That's how many hand-carved jack-o'-lanterns are expected to "rise" in the night along a trail at this preserved Gold Coast estate.
Unlike the scary thrills jumping out at area Halloween haunted houses, this display emphasizes real fancy gourds over fake gore and artistry over animatronics.
Mike Pollock, the show's executive producer, assures parents and children that although his pumpkins may look spooky, "nothing is going to jump out at them."
THE ART OF PUMPKIN-CARVING
This is no carving-knife-and-kitchen-sideboard affair. These pumpkin heads are being created as a multihour team effort by dozens of artists, including sculptors and pen-and-ink experts from the New York metro area. They're using thousands of pumpkins from an upstate farm to fashion "intricate, in-depth carvings," says Thomas Olton, the show's creative director.
In most cases, a carver is using special equipment to realize an artist's design. The great carve-a-thon began this past Tuesday and continues each weekend as new gourds are hollowed out and cut to replace spoiled ones. About 1,000 jack-o'-lanterns of the 5,000 are being made from fresh-picked pumpkins, the rest with a foam material, Pollock says.
One pumpkin a week will be carved by Andy Gertler of Sea Cliff, better known as one of the globe-trotting sand-castle artists on the Travel Channel's "Sand Masters." He's creating "some scary faces," which will be "a mixture of my crazy brain and the crazy face of the pumpkin."
Finished pieces will be illuminated with candles or colored lights and displayed on a winding, about three-quarter-mile trail through the gardens.

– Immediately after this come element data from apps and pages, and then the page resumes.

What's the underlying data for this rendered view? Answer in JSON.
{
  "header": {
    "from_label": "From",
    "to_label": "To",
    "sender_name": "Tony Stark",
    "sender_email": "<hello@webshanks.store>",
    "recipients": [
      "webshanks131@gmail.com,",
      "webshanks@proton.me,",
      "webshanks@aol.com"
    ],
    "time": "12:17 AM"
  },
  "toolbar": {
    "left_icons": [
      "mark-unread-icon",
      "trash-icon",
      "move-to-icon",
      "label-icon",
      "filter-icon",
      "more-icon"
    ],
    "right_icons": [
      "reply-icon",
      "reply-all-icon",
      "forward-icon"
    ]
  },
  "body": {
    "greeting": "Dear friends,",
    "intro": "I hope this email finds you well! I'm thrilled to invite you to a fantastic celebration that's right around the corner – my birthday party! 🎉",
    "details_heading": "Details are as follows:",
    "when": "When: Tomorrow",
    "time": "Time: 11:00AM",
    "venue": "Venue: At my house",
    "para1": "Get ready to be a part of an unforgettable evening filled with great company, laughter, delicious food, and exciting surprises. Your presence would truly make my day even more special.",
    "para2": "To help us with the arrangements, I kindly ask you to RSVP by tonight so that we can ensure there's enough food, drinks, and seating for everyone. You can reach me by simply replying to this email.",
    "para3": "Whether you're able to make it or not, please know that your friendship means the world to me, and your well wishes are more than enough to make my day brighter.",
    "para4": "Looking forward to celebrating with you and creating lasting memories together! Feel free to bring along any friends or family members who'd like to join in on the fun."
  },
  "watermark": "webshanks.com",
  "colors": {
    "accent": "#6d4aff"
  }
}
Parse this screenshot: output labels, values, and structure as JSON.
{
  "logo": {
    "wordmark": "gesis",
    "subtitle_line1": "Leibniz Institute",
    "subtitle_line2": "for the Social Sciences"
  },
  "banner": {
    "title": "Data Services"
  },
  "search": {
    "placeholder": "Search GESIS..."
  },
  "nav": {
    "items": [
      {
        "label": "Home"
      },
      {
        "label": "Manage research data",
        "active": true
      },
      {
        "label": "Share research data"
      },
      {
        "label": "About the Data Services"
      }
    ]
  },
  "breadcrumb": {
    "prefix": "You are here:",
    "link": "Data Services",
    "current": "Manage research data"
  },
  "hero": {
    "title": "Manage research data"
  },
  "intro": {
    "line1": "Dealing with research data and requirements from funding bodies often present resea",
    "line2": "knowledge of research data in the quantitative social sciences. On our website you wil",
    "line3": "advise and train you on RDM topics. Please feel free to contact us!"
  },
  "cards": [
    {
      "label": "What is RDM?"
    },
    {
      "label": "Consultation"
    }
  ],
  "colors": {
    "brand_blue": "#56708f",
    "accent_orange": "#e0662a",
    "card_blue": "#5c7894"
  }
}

Part of the fun for spectators will be spotting the celebrity- caricature pumpkins lurking among the more traditional witch and goblin faces. Look sharp for pop stars Justin Bieber and Taylor Swift, astronauts Sally Ride and Neil Armstrong and the two major- party presidential candidates, among the other familiar figures. Olton says he's also cooking up carvings featuring dinosaurs such as a T. rex bathed in green light.

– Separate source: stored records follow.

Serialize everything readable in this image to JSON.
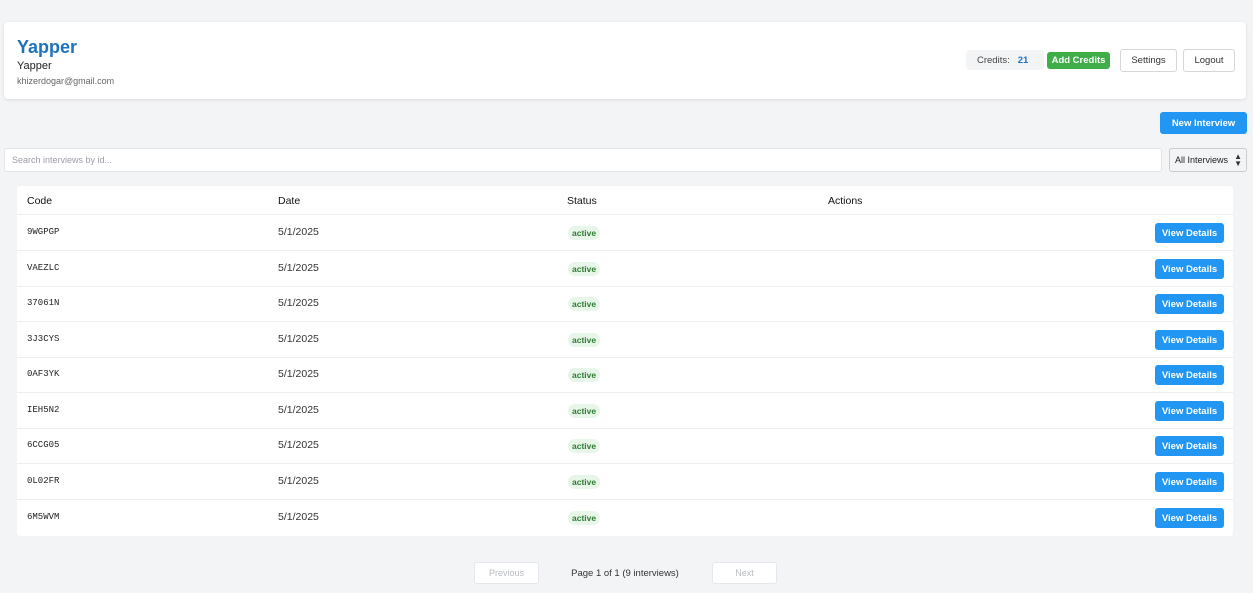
{
  "header": {
    "title": "Yapper",
    "subtitle": "Yapper",
    "email": "khizerdogar@gmail.com",
    "credits_label": "Credits:",
    "credits_value": "21",
    "add_credits_label": "Add Credits",
    "settings_label": "Settings",
    "logout_label": "Logout"
  },
  "toolbar": {
    "new_interview_label": "New Interview",
    "search_placeholder": "Search interviews by id...",
    "filter_selected": "All Interviews"
  },
  "table": {
    "columns": [
      "Code",
      "Date",
      "Status",
      "Actions"
    ],
    "action_label": "View Details",
    "rows": [
      {
        "code": "9WGPGP",
        "date": "5/1/2025",
        "status": "active"
      },
      {
        "code": "VAEZLC",
        "date": "5/1/2025",
        "status": "active"
      },
      {
        "code": "37061N",
        "date": "5/1/2025",
        "status": "active"
      },
      {
        "code": "3J3CYS",
        "date": "5/1/2025",
        "status": "active"
      },
      {
        "code": "0AF3YK",
        "date": "5/1/2025",
        "status": "active"
      },
      {
        "code": "IEH5N2",
        "date": "5/1/2025",
        "status": "active"
      },
      {
        "code": "6CCG05",
        "date": "5/1/2025",
        "status": "active"
      },
      {
        "code": "0L02FR",
        "date": "5/1/2025",
        "status": "active"
      },
      {
        "code": "6M5WVM",
        "date": "5/1/2025",
        "status": "active"
      }
    ]
  },
  "pagination": {
    "previous_label": "Previous",
    "page_text": "Page 1 of 1 (9 interviews)",
    "next_label": "Next"
  },
  "colors": {
    "brand": "#1e73be",
    "primary_button": "#2196f3",
    "add_credits": "#3fae49",
    "status_active_bg": "#e8f5e9",
    "status_active_text": "#2e7d32"
  }
}
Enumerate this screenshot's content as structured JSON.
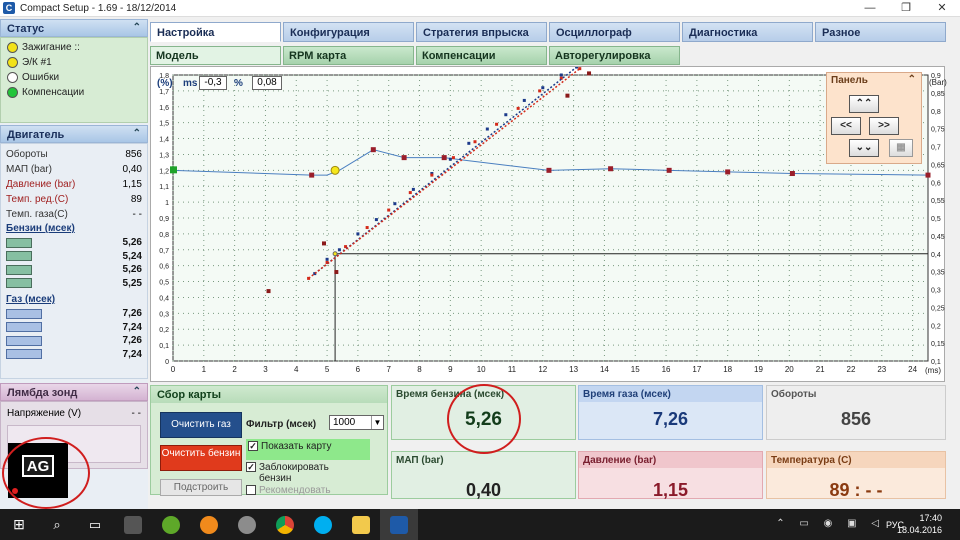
{
  "window": {
    "title": "Compact Setup - 1.69 - 18/12/2014",
    "min": "—",
    "max": "❐",
    "close": "✕"
  },
  "status": {
    "title": "Статус",
    "items": [
      {
        "label": "Зажигание ::",
        "color": "#f2e218"
      },
      {
        "label": "Э/К #1",
        "color": "#f2e218"
      },
      {
        "label": "Ошибки",
        "color": "#ffffff"
      },
      {
        "label": "Компенсации",
        "color": "#22c53a"
      }
    ]
  },
  "engine": {
    "title": "Двигатель",
    "rows": [
      {
        "label": "Обороты",
        "value": "856",
        "red": false
      },
      {
        "label": "МАП (bar)",
        "value": "0,40",
        "red": false
      },
      {
        "label": "Давление (bar)",
        "value": "1,15",
        "red": true
      },
      {
        "label": "Темп. ред.(C)",
        "value": "89",
        "red": true
      },
      {
        "label": "Темп. газа(C)",
        "value": "- -",
        "red": false
      }
    ],
    "petrol_title": "Бензин (мсек)",
    "petrol": [
      "5,26",
      "5,24",
      "5,26",
      "5,25"
    ],
    "gas_title": "Газ (мсек)",
    "gas": [
      "7,26",
      "7,24",
      "7,26",
      "7,24"
    ]
  },
  "lambda": {
    "title": "Лямбда зонд",
    "voltage_label": "Напряжение (V)",
    "voltage_value": "- -"
  },
  "logo_text": "AG",
  "tabs1": [
    "Настройка",
    "Конфигурация",
    "Стратегия впрыска",
    "Осциллограф",
    "Диагностика",
    "Разное"
  ],
  "tabs2": [
    "Модель",
    "RPM карта",
    "Компенсации",
    "Авторегулировка"
  ],
  "chart_controls": {
    "unit_left": "(%)",
    "ms_label": "ms",
    "ms_value": "-0,3",
    "pct_label": "%",
    "pct_value": "0,08",
    "unit_right": "(Bar)",
    "x_unit": "(ms)"
  },
  "panel": {
    "title": "Панель",
    "up": "⌃⌃",
    "left": "<<",
    "right": ">>",
    "down": "⌄⌄"
  },
  "chart_data": {
    "type": "scatter",
    "x_ticks": [
      0,
      1,
      2,
      3,
      4,
      5,
      6,
      7,
      8,
      9,
      10,
      11,
      12,
      13,
      14,
      15,
      16,
      17,
      18,
      19,
      20,
      21,
      22,
      23,
      24
    ],
    "xlim": [
      0,
      24.5
    ],
    "left_ticks": [
      "0",
      "0,1",
      "0,2",
      "0,3",
      "0,4",
      "0,5",
      "0,6",
      "0,7",
      "0,8",
      "0,9",
      "1",
      "1,1",
      "1,2",
      "1,3",
      "1,4",
      "1,5",
      "1,6",
      "1,7",
      "1,8"
    ],
    "right_ticks": [
      "0,1",
      "0,15",
      "0,2",
      "0,25",
      "0,3",
      "0,35",
      "0,4",
      "0,45",
      "0,5",
      "0,55",
      "0,6",
      "0,65",
      "0,7",
      "0,75",
      "0,8",
      "0,85",
      "0,9"
    ],
    "ylim_left": [
      0,
      1.8
    ],
    "ylim_right": [
      0.1,
      0.9
    ],
    "grid": true,
    "correction_curve": [
      [
        0,
        1.2
      ],
      [
        4.5,
        1.17
      ],
      [
        5,
        1.17
      ],
      [
        5.4,
        1.2
      ],
      [
        6.5,
        1.33
      ],
      [
        7.5,
        1.28
      ],
      [
        8.8,
        1.28
      ],
      [
        9.6,
        1.26
      ],
      [
        12.2,
        1.2
      ],
      [
        14.2,
        1.21
      ],
      [
        16.1,
        1.2
      ],
      [
        18,
        1.19
      ],
      [
        20.1,
        1.18
      ],
      [
        24.5,
        1.17
      ]
    ],
    "correction_markers": [
      [
        4.5,
        1.17
      ],
      [
        6.5,
        1.33
      ],
      [
        7.5,
        1.28
      ],
      [
        8.8,
        1.28
      ],
      [
        12.2,
        1.2
      ],
      [
        14.2,
        1.21
      ],
      [
        16.1,
        1.2
      ],
      [
        18,
        1.19
      ],
      [
        20.1,
        1.18
      ],
      [
        24.5,
        1.17
      ]
    ],
    "gas_vs_petrol_blue": [
      [
        4.6,
        0.55
      ],
      [
        5,
        0.64
      ],
      [
        5.4,
        0.7
      ],
      [
        6,
        0.8
      ],
      [
        6.6,
        0.89
      ],
      [
        7.2,
        0.99
      ],
      [
        7.8,
        1.08
      ],
      [
        8.4,
        1.18
      ],
      [
        9,
        1.27
      ],
      [
        9.6,
        1.37
      ],
      [
        10.2,
        1.46
      ],
      [
        10.8,
        1.55
      ],
      [
        11.4,
        1.64
      ],
      [
        12,
        1.72
      ],
      [
        12.6,
        1.8
      ],
      [
        13.1,
        1.85
      ]
    ],
    "gas_vs_petrol_red": [
      [
        4.4,
        0.52
      ],
      [
        5,
        0.62
      ],
      [
        5.6,
        0.72
      ],
      [
        6.3,
        0.84
      ],
      [
        7,
        0.95
      ],
      [
        7.7,
        1.06
      ],
      [
        8.4,
        1.17
      ],
      [
        9.1,
        1.28
      ],
      [
        9.8,
        1.38
      ],
      [
        10.5,
        1.49
      ],
      [
        11.2,
        1.59
      ],
      [
        11.9,
        1.7
      ],
      [
        12.6,
        1.78
      ],
      [
        13.2,
        1.84
      ]
    ],
    "outliers": [
      [
        3.1,
        0.44
      ],
      [
        4.9,
        0.74
      ],
      [
        5.3,
        0.56
      ],
      [
        13.7,
        1.91
      ],
      [
        13.5,
        1.81
      ],
      [
        12.8,
        1.67
      ]
    ],
    "cursor": {
      "x": 5.26,
      "y_right": 0.4,
      "point_y": 1.2
    }
  },
  "collect": {
    "title": "Сбор карты",
    "clear_gas": "Очистить газ",
    "clear_petrol": "Очистить бензин",
    "build": "Подстроить",
    "filter_label": "Фильтр (мсек)",
    "filter_value": "1000",
    "show_map": "Показать карту",
    "lock_petrol": "Заблокировать бензин",
    "recommend": "Рекомендовать"
  },
  "tiles": {
    "petrol_time": {
      "label": "Время бензина (мсек)",
      "value": "5,26"
    },
    "gas_time": {
      "label": "Время газа (мсек)",
      "value": "7,26"
    },
    "rpm": {
      "label": "Обороты",
      "value": "856"
    },
    "map": {
      "label": "МАП (bar)",
      "value": "0,40"
    },
    "pressure": {
      "label": "Давление (bar)",
      "value": "1,15"
    },
    "temp": {
      "label": "Температура (C)",
      "value": "89 : - -"
    }
  },
  "tray": {
    "lang": "РУС",
    "time": "17:40",
    "date": "18.04.2016"
  },
  "colors": {
    "petrol_tile": "#e1efe3",
    "gas_tile": "#dbe7f6",
    "rpm_tile": "#eeeeee",
    "pressure_tile": "#f7dfe2",
    "temp_tile": "#fbeadc"
  }
}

NIGHT IN THE GARDEN
Old Westbury Gardens spokesman Vincent Kish says that although this is a rare chance to visit the gardens at night, the Westbury House mansion isn't part of the show. But the spectacle of 5,000 pumpkins laid out on a trail will dazzle from a distance. The artistry, he says, is "impressive" up close as well.
Says Olton: "We're going to show them [spectators] things they didn't know they could do with jack-o'-lanterns."

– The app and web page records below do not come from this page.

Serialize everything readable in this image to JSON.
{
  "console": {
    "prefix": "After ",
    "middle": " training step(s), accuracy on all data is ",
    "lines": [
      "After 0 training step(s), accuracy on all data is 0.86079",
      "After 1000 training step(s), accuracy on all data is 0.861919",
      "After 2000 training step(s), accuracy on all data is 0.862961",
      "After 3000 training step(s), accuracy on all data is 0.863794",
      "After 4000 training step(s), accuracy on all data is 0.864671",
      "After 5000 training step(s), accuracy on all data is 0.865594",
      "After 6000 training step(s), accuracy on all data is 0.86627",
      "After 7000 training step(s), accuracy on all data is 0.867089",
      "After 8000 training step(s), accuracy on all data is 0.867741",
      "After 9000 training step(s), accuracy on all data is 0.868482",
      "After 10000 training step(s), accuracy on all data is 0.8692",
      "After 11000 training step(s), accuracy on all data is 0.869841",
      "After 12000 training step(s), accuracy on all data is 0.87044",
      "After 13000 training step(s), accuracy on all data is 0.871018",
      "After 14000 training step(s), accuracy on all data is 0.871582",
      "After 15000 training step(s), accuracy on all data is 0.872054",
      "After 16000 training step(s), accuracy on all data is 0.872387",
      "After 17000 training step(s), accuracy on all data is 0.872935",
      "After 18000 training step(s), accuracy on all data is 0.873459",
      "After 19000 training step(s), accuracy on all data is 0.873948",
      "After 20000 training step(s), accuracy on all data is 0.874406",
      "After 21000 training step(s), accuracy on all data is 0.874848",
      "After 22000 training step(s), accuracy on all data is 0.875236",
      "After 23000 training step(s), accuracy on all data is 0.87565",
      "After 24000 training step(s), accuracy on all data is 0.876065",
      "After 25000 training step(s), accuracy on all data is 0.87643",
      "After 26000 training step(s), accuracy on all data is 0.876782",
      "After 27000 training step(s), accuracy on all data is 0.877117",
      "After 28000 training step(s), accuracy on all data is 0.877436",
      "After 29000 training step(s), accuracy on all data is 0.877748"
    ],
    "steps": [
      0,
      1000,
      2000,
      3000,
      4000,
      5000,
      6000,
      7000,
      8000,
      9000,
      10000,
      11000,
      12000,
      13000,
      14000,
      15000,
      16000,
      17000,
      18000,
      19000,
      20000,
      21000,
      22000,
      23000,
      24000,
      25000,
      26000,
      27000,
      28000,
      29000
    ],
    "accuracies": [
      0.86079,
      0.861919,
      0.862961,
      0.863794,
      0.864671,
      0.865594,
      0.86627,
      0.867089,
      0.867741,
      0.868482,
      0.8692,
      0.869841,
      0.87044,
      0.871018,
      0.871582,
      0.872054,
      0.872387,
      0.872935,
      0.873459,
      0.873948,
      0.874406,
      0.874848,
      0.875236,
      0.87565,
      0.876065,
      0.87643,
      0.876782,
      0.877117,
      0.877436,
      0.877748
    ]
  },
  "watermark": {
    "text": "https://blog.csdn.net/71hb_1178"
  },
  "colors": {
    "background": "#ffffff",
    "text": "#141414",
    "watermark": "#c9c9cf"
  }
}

INFO 914-502-2339, therise.org
ADMISSION $16 ($14 ages 5-17)